Rockin’ All Over the World

In my lessons I always plan to include a variety of activities, different learning approaches and trialling out new ideas to help the students’ understanding and enjoyment of the subject. Music can entice a young person’s mind and start to make them think. Thinking skills are vital in education. Young people need to develop their thinking skills. Music works on many levels and can attract many different types of learners. It can spark their interest or reinforce their learning and make them more inquisitive. Music appeals to the auditory learner. Sections, lines or quotes could all be used to help a young person gain an understanding of a story, case study or theory. It is also a great cross-curricular way of working with another department. For example, your music department might be teaching South American music whilst in geography you teach Brazil. Simple, but effective!

I remember one of my geography teachers playing Dire Straits’ ‘Telegraph Road’ to us to help us with settlement change. As a guitarist I love Dire Straits and was immediately hooked by the lesson. My geography teacher at the time, Mr. Leach, started to explain the song lyrics. We listened again and wrote down what we heard and applied it to our topic we were studying – settlement.  He had used it as a lesson starter on settlement change. This was my first introduction into the use of music within geography. Thank you Mr Leach!

What would be your top ten music starters be? 

My Top Ten Geography Music Starters

  • Telegraph Road – Dire Straits (Settlement)
  • Paradise City – Gun ‘N’ Roses (City Change)
  • Why does it always rain on me – Travis (Weather)
  • Ring of Fire – Johnny Cash (Plate-tectonics)
  • Rocks – Primal Scream (Geology)
  • The Sea – Morcheeba (Coasts)
  • Starsky & Hutch Theme – The James Taylor Quartet (Crime)
  • Mas Que Nada – Tamba Trio (Brazil)
  • Magical Mystery Tour – The Beatles (General Geography)
  • The End of the World as we know it – REM (Climate Change)

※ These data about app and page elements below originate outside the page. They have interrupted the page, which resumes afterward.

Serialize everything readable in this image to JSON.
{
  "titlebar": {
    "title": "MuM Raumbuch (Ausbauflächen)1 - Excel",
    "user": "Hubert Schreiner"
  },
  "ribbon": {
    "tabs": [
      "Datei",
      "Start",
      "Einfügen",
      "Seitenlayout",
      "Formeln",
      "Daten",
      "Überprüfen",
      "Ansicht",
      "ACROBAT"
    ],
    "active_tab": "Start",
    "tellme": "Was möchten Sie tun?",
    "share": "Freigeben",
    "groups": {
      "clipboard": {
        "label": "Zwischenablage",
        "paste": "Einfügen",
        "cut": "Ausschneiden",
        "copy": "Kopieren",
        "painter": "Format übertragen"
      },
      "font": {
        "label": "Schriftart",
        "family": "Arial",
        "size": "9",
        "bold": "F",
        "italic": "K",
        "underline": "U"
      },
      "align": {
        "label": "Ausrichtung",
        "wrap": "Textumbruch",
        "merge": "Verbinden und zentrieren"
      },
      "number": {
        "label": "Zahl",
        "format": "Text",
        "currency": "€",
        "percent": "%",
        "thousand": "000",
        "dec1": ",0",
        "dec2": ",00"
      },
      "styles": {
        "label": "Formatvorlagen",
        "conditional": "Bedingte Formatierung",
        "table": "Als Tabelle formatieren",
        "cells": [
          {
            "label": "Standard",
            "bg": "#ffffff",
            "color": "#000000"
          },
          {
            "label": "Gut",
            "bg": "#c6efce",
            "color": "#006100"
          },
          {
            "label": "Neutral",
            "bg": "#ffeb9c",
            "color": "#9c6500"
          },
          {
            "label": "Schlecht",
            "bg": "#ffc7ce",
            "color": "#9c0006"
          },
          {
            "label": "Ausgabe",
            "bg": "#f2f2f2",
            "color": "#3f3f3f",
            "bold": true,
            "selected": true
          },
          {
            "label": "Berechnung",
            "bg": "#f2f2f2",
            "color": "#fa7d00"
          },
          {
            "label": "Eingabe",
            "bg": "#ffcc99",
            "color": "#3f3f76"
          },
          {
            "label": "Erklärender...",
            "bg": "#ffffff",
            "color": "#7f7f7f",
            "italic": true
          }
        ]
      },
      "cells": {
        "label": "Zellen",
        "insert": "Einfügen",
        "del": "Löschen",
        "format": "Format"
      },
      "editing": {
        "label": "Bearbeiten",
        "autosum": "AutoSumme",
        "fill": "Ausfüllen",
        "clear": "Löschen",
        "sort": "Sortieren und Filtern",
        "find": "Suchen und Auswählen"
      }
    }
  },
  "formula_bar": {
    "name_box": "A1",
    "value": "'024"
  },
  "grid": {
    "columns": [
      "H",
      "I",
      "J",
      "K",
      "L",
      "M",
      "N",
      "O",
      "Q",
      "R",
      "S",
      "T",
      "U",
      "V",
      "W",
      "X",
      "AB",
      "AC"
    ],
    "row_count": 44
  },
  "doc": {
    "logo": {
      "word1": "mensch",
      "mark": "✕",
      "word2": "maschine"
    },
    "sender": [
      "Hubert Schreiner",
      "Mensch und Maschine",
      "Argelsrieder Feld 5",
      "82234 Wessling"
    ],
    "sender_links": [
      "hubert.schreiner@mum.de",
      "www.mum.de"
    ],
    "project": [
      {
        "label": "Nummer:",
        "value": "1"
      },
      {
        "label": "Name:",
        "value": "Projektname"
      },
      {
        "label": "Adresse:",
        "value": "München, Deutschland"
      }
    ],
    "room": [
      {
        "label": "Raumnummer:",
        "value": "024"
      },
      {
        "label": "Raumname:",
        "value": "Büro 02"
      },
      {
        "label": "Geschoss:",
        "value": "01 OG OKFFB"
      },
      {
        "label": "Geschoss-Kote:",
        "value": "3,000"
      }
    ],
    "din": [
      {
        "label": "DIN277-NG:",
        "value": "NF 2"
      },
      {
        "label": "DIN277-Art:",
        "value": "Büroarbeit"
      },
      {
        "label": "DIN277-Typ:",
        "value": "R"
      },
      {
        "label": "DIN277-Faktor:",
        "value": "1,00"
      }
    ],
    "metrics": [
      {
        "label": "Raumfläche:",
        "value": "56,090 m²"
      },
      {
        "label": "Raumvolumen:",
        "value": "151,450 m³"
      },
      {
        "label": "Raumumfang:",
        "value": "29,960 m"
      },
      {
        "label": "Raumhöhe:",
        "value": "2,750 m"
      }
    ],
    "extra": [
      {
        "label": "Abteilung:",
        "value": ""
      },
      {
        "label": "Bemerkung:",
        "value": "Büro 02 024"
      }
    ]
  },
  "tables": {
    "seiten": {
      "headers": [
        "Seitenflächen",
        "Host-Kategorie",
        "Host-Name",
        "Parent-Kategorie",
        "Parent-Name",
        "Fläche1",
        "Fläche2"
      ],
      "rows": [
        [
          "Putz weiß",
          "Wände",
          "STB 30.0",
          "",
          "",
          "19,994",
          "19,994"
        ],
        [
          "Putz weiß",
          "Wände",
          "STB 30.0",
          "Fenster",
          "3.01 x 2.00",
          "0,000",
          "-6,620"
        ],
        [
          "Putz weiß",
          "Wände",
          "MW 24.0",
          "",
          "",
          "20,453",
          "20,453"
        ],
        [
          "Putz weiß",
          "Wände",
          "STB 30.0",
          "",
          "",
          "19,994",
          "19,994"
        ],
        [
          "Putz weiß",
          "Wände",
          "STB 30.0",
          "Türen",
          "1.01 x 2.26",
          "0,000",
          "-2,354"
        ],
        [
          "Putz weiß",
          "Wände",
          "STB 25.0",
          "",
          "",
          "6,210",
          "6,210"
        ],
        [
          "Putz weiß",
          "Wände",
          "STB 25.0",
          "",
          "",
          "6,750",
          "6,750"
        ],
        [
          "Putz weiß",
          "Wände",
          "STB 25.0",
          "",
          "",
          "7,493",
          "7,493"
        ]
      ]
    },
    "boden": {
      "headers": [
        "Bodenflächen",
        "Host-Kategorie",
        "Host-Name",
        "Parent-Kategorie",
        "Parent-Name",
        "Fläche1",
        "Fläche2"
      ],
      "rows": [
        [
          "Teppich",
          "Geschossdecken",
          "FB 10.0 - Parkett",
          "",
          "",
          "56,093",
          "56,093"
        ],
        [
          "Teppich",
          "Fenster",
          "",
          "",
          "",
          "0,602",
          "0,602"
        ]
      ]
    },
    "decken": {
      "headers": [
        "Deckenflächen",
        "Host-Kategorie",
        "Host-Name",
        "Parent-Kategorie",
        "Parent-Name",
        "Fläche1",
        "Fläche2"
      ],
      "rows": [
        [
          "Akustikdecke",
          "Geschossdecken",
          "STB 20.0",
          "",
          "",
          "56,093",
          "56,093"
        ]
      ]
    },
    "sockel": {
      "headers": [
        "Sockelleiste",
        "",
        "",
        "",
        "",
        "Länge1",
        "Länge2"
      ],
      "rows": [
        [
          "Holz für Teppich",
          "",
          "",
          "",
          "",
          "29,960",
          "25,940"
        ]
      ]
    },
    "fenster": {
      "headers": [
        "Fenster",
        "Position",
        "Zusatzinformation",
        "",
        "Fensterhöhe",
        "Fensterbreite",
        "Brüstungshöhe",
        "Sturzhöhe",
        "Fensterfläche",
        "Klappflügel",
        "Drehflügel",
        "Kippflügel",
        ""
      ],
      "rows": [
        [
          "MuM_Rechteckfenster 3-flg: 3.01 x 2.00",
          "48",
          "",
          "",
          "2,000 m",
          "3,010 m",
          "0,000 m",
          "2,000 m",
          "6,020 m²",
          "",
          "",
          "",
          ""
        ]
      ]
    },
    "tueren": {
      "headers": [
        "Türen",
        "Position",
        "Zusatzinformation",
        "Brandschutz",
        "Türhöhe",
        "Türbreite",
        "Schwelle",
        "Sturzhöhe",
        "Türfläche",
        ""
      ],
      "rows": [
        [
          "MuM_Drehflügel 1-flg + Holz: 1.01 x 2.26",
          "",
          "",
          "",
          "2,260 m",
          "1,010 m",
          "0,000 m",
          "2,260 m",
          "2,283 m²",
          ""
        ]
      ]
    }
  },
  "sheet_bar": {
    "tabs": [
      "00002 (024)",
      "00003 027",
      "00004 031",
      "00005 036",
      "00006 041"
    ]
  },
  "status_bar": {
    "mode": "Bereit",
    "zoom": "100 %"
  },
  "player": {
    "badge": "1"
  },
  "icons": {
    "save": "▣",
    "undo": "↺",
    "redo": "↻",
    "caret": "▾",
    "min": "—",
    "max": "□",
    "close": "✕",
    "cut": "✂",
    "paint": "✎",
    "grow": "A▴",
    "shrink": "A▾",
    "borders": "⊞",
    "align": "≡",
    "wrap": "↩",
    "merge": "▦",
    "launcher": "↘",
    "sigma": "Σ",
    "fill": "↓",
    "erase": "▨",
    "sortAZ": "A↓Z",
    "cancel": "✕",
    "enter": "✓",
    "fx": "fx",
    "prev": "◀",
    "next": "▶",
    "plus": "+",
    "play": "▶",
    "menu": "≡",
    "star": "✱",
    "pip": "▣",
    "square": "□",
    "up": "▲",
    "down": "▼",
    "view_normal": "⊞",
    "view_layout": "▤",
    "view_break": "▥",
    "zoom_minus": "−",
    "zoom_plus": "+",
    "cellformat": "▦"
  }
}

Fairtrade Fortnight 2010

Fairtrade Fortnight will be taking place during 22nd February to 7th March. For this year’s Fairtrade Fortnight they are asking the nation to join The Big Swap. For two whole weeks you will be asked to swap your usual stuff for Fairtrade stuff.

Swapping your usual stuff for Fairtrade stuff is a fantastic small step to making the world a fairer place. It means that you get to show your support for developing world producers through what you buy. For more information follow the link to the Fairtrade Fortnight website.

The Book is Dead, Long Live the Book

So it is finally here – the iPad. My initial thoughts were not that good to be honest, but with further research and looking at different points of view I am now starting to see its merits. Firstly, I don’t think it is the nail in the coffin for the traditional book. Most people are very used to this successful formula and will probably not change. But for education purposes it could be successful and make reading more widely available.

Apple has been very clever in the sense that they have announced partnerships with Penguin, Harper-Collins, Simon & Schuster, Macmillan, and the Hachette Book Group. This enables Apple to set up their own in-house iBooks store like the successful iTunes that is currently available for music. Many people do find this method of shopping very appealing (especially young people).

The text could be enhanced by audio and visuals with the option of linking to the internet. This could help with many disaffected learners in the classroom.

The UK price for an iPad have not been announced but speculation has been around £400-£700 depending on the Wi-Fi scheme chosen and model. This is not cheap and I wonder if discounts would apply to schools?

Would Steve Jobs be willing for my school to trial some out?